* _RECORDED INFORMATION_:
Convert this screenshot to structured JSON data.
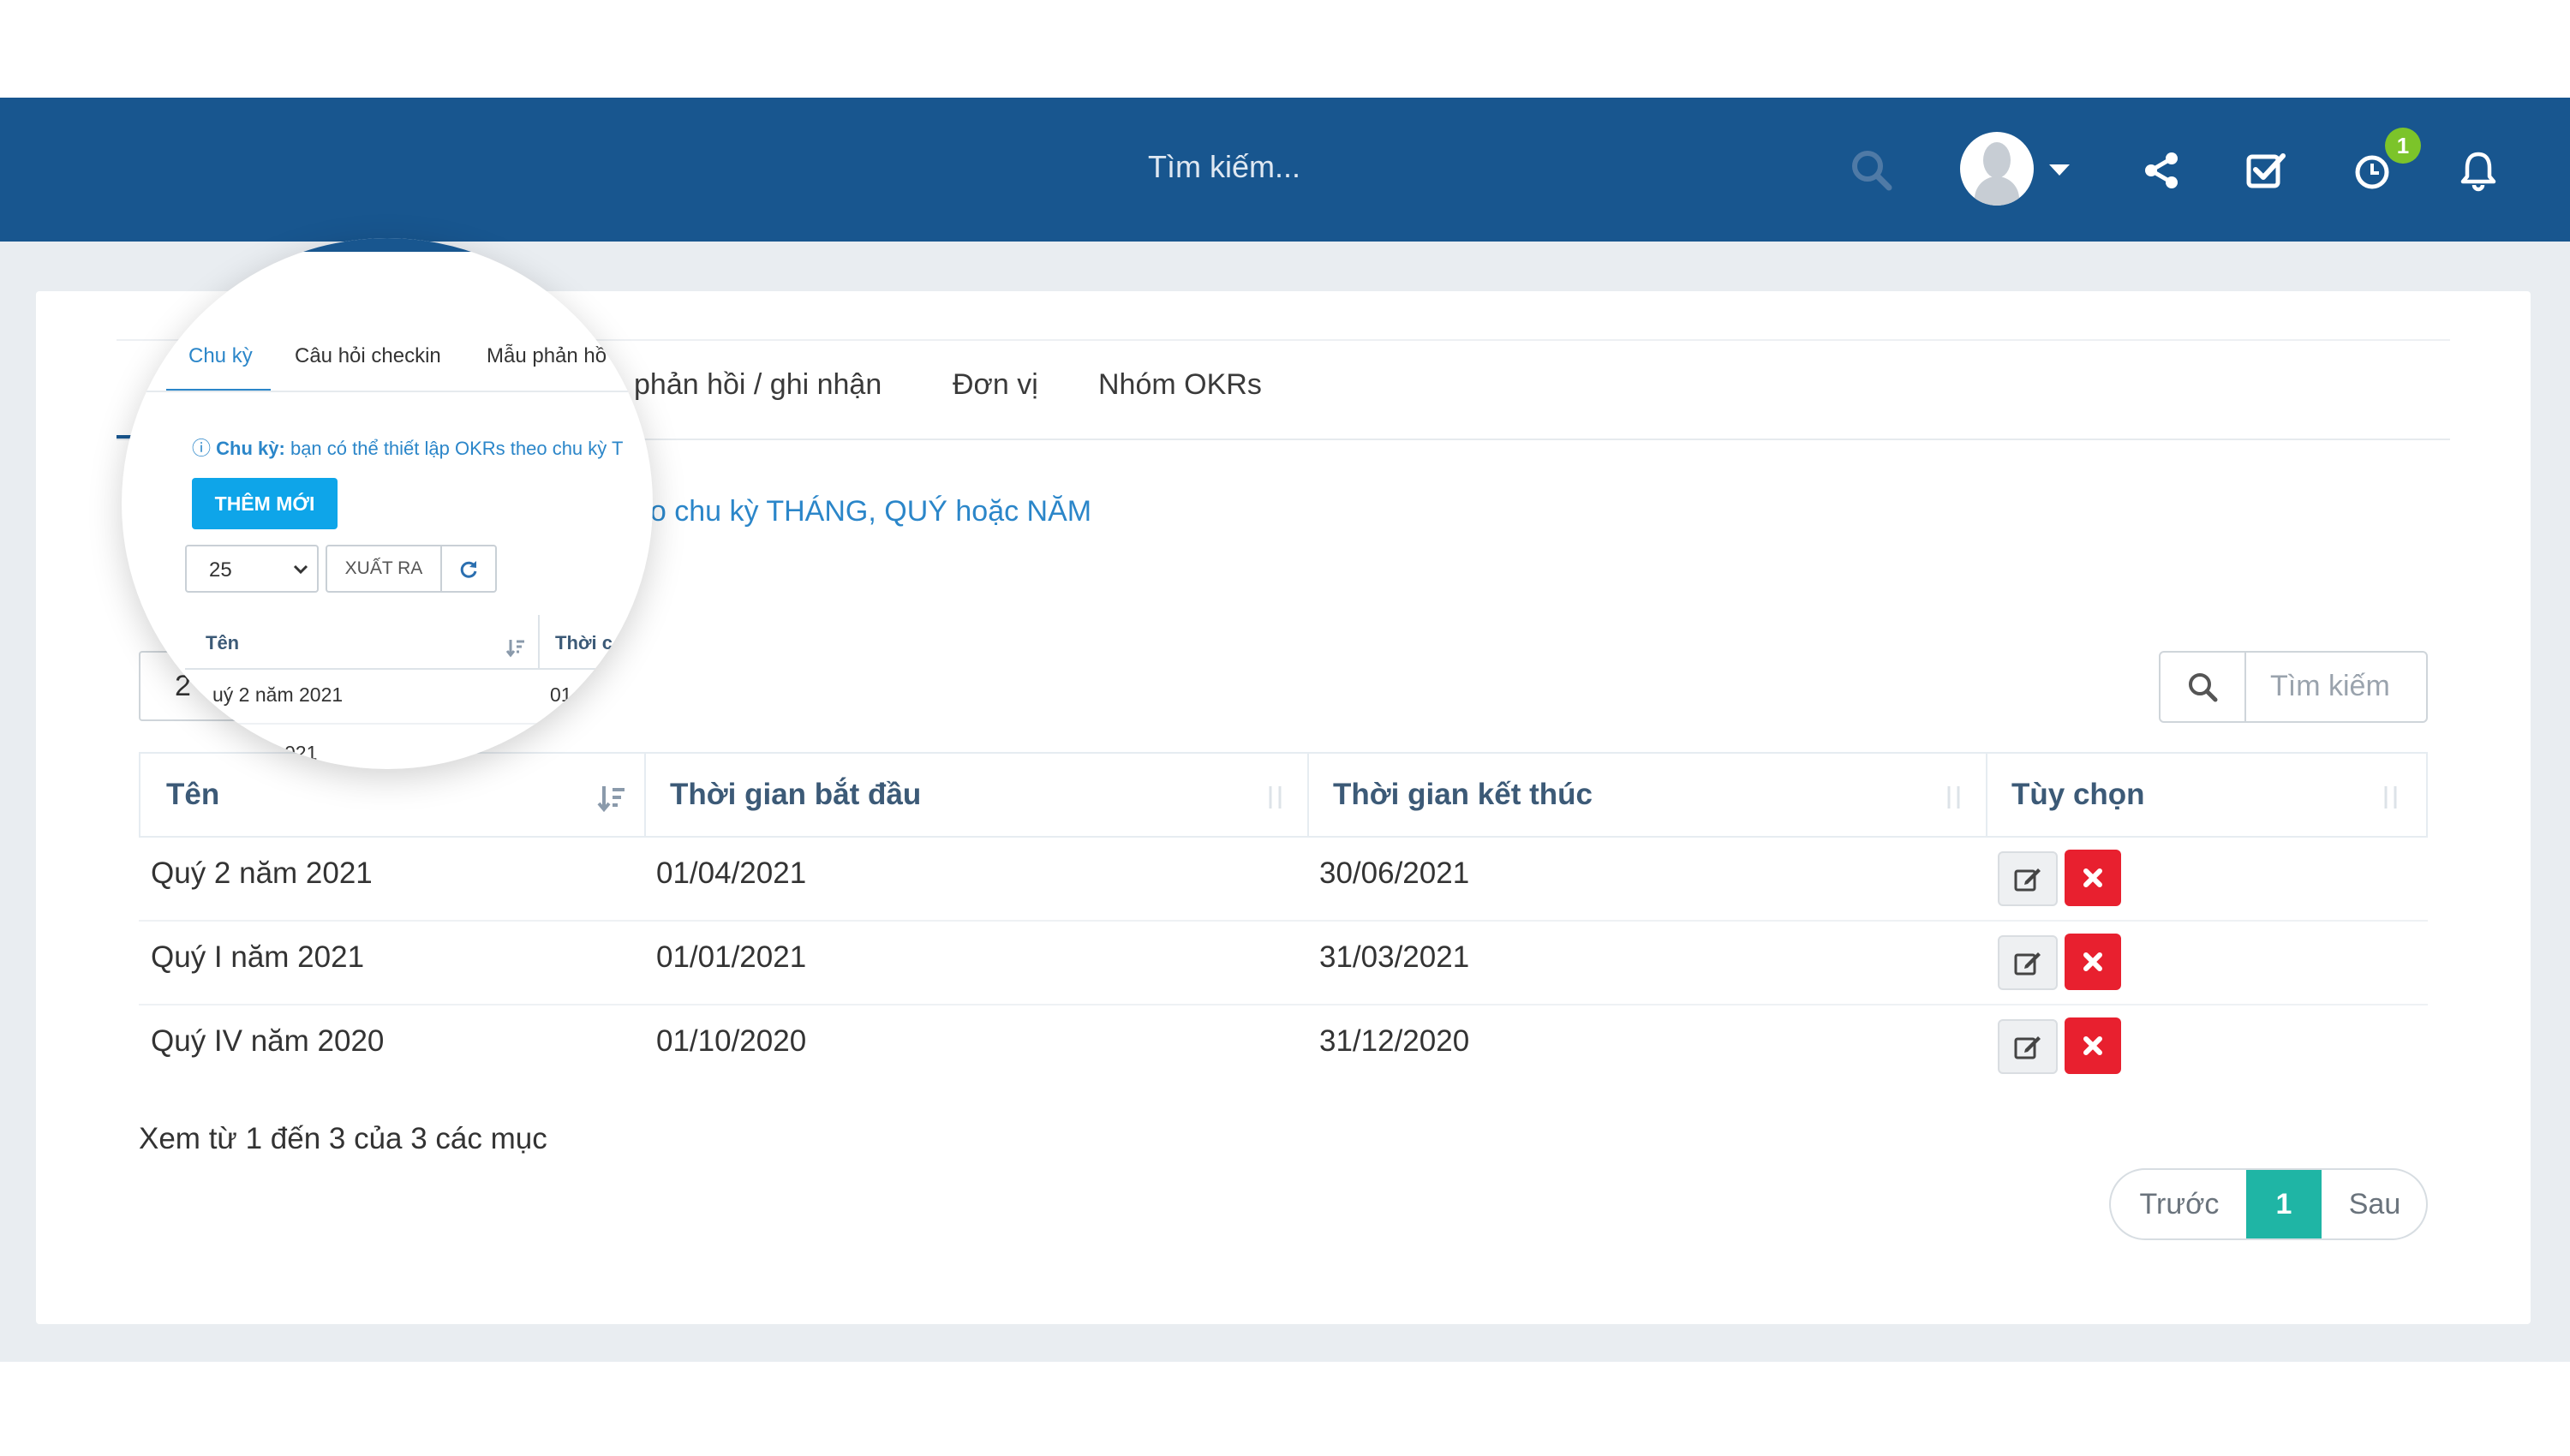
{
  "navbar": {
    "search_placeholder": "Tìm kiếm...",
    "notification_count": "1",
    "colors": {
      "bar": "#18568f",
      "badge": "#7cc42a"
    }
  },
  "tabs": [
    {
      "label": "Chu kỳ"
    },
    {
      "label": "Câu hỏi checkin"
    },
    {
      "label": "Mẫu phản hồi / ghi nhận"
    },
    {
      "label": "Đơn vị"
    },
    {
      "label": "Nhóm OKRs"
    }
  ],
  "visible_tabs": {
    "feedback": "phản hồi / ghi nhận",
    "unit": "Đơn vị",
    "okr_group": "Nhóm OKRs"
  },
  "info": {
    "visible_text": "eo chu kỳ THÁNG, QUÝ hoặc NĂM"
  },
  "page_size_fragment": "2",
  "search": {
    "placeholder": "Tìm kiếm"
  },
  "table": {
    "columns": [
      "Tên",
      "Thời gian bắt đầu",
      "Thời gian kết thúc",
      "Tùy chọn"
    ],
    "rows": [
      {
        "name": "Quý 2 năm 2021",
        "start": "01/04/2021",
        "end": "30/06/2021"
      },
      {
        "name": "Quý I năm 2021",
        "start": "01/01/2021",
        "end": "31/03/2021"
      },
      {
        "name": "Quý IV năm 2020",
        "start": "01/10/2020",
        "end": "31/12/2020"
      }
    ]
  },
  "summary": "Xem từ 1 đến 3 của 3 các mục",
  "pagination": {
    "prev": "Trước",
    "current": "1",
    "next": "Sau"
  },
  "magnifier": {
    "tabs": [
      "Chu kỳ",
      "Câu hỏi checkin",
      "Mẫu phản hồ"
    ],
    "info_label": "Chu kỳ:",
    "info_text": "bạn có thể thiết lập OKRs theo chu kỳ T",
    "add_button": "THÊM MỚI",
    "page_size": "25",
    "export_button": "XUẤT RA",
    "col_name": "Tên",
    "col_start_fragment": "Thời c",
    "row1_name": "uý 2 năm 2021",
    "row1_start_fragment": "01",
    "row2_fragment": "021"
  }
}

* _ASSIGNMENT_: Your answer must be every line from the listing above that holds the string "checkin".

* _FINISHED TASK_:
      "label": "Câu hỏi checkin"
      "Câu hỏi checkin",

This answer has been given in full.